Work order
Could you please retype the records exactly, minus their pictures?

Available data
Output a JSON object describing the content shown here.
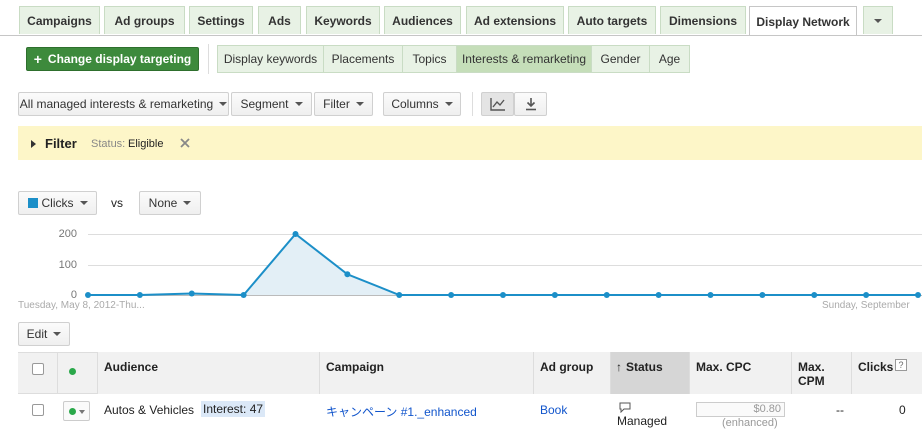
{
  "tabs": [
    {
      "label": "Campaigns"
    },
    {
      "label": "Ad groups"
    },
    {
      "label": "Settings"
    },
    {
      "label": "Ads"
    },
    {
      "label": "Keywords"
    },
    {
      "label": "Audiences"
    },
    {
      "label": "Ad extensions"
    },
    {
      "label": "Auto targets"
    },
    {
      "label": "Dimensions"
    },
    {
      "label": "Display Network"
    }
  ],
  "active_tab": "Display Network",
  "change_targeting_label": "Change display targeting",
  "subtabs": [
    {
      "label": "Display keywords"
    },
    {
      "label": "Placements"
    },
    {
      "label": "Topics"
    },
    {
      "label": "Interests & remarketing"
    },
    {
      "label": "Gender"
    },
    {
      "label": "Age"
    }
  ],
  "active_subtab": "Interests & remarketing",
  "toolbar": {
    "view_filter": "All managed interests & remarketing",
    "segment": "Segment",
    "filter": "Filter",
    "columns": "Columns"
  },
  "filter_bar": {
    "label": "Filter",
    "status_label": "Status:",
    "status_value": "Eligible",
    "close_icon": "close-icon"
  },
  "chart_controls": {
    "metric1": "Clicks",
    "vs": "vs",
    "metric2": "None"
  },
  "chart_data": {
    "type": "line",
    "series": [
      {
        "name": "Clicks",
        "color": "#1c8fc8",
        "values": [
          0,
          0,
          5,
          0,
          200,
          68,
          0,
          0,
          0,
          0,
          0,
          0,
          0,
          0,
          0,
          0,
          0
        ]
      }
    ],
    "y_ticks": [
      "200",
      "100",
      "0"
    ],
    "ylim": [
      0,
      200
    ],
    "x_start_label": "Tuesday, May 8, 2012-Thu...",
    "x_end_label": "Sunday, September",
    "grid": true
  },
  "edit_label": "Edit",
  "table": {
    "columns": [
      "Audience",
      "Campaign",
      "Ad group",
      "Status",
      "Max. CPC",
      "Max. CPM",
      "Clicks"
    ],
    "help_icon": "?",
    "rows": [
      {
        "audience": "Autos & Vehicles",
        "interest_badge": "Interest: 47",
        "campaign": "キャンペーン #1._enhanced",
        "ad_group": "Book",
        "status": "Managed",
        "max_cpc": "$0.80",
        "max_cpc_note": "(enhanced)",
        "max_cpm": "--",
        "clicks": "0"
      }
    ]
  },
  "colors": {
    "accent_green": "#3d8a3c",
    "tab_green": "#e8f2e5",
    "filter_bg": "#fdf6c8",
    "line_blue": "#1c8fc8",
    "link_blue": "#1155cc",
    "status_dot": "#2aa84a"
  }
}
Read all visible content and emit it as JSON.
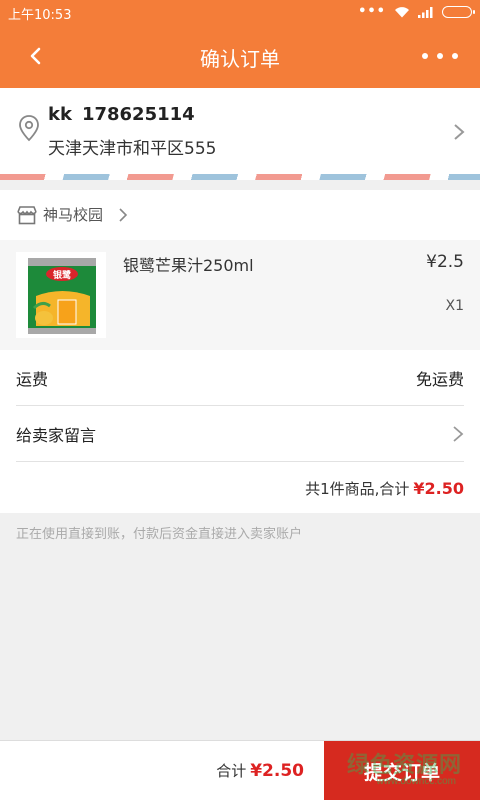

Output for this exercise
Output a JSON object describing the content shown here.
{
  "tabs": [
    {
      "label": "Campaigns"
    },
    {
      "label": "Ad groups"
    },
    {
      "label": "Settings"
    },
    {
      "label": "Ads"
    },
    {
      "label": "Keywords"
    },
    {
      "label": "Audiences"
    },
    {
      "label": "Ad extensions"
    },
    {
      "label": "Auto targets"
    },
    {
      "label": "Dimensions"
    },
    {
      "label": "Display Network"
    }
  ],
  "active_tab": "Display Network",
  "change_targeting_label": "Change display targeting",
  "subtabs": [
    {
      "label": "Display keywords"
    },
    {
      "label": "Placements"
    },
    {
      "label": "Topics"
    },
    {
      "label": "Interests & remarketing"
    },
    {
      "label": "Gender"
    },
    {
      "label": "Age"
    }
  ],
  "active_subtab": "Interests & remarketing",
  "toolbar": {
    "view_filter": "All managed interests & remarketing",
    "segment": "Segment",
    "filter": "Filter",
    "columns": "Columns"
  },
  "filter_bar": {
    "label": "Filter",
    "status_label": "Status:",
    "status_value": "Eligible",
    "close_icon": "close-icon"
  },
  "chart_controls": {
    "metric1": "Clicks",
    "vs": "vs",
    "metric2": "None"
  },
  "chart_data": {
    "type": "line",
    "series": [
      {
        "name": "Clicks",
        "color": "#1c8fc8",
        "values": [
          0,
          0,
          5,
          0,
          200,
          68,
          0,
          0,
          0,
          0,
          0,
          0,
          0,
          0,
          0,
          0,
          0
        ]
      }
    ],
    "y_ticks": [
      "200",
      "100",
      "0"
    ],
    "ylim": [
      0,
      200
    ],
    "x_start_label": "Tuesday, May 8, 2012-Thu...",
    "x_end_label": "Sunday, September",
    "grid": true
  },
  "edit_label": "Edit",
  "table": {
    "columns": [
      "Audience",
      "Campaign",
      "Ad group",
      "Status",
      "Max. CPC",
      "Max. CPM",
      "Clicks"
    ],
    "help_icon": "?",
    "rows": [
      {
        "audience": "Autos & Vehicles",
        "interest_badge": "Interest: 47",
        "campaign": "キャンペーン #1._enhanced",
        "ad_group": "Book",
        "status": "Managed",
        "max_cpc": "$0.80",
        "max_cpc_note": "(enhanced)",
        "max_cpm": "--",
        "clicks": "0"
      }
    ]
  },
  "colors": {
    "accent_green": "#3d8a3c",
    "tab_green": "#e8f2e5",
    "filter_bg": "#fdf6c8",
    "line_blue": "#1c8fc8",
    "link_blue": "#1155cc",
    "status_dot": "#2aa84a"
  }
}
Read all visible content and emit it as JSON.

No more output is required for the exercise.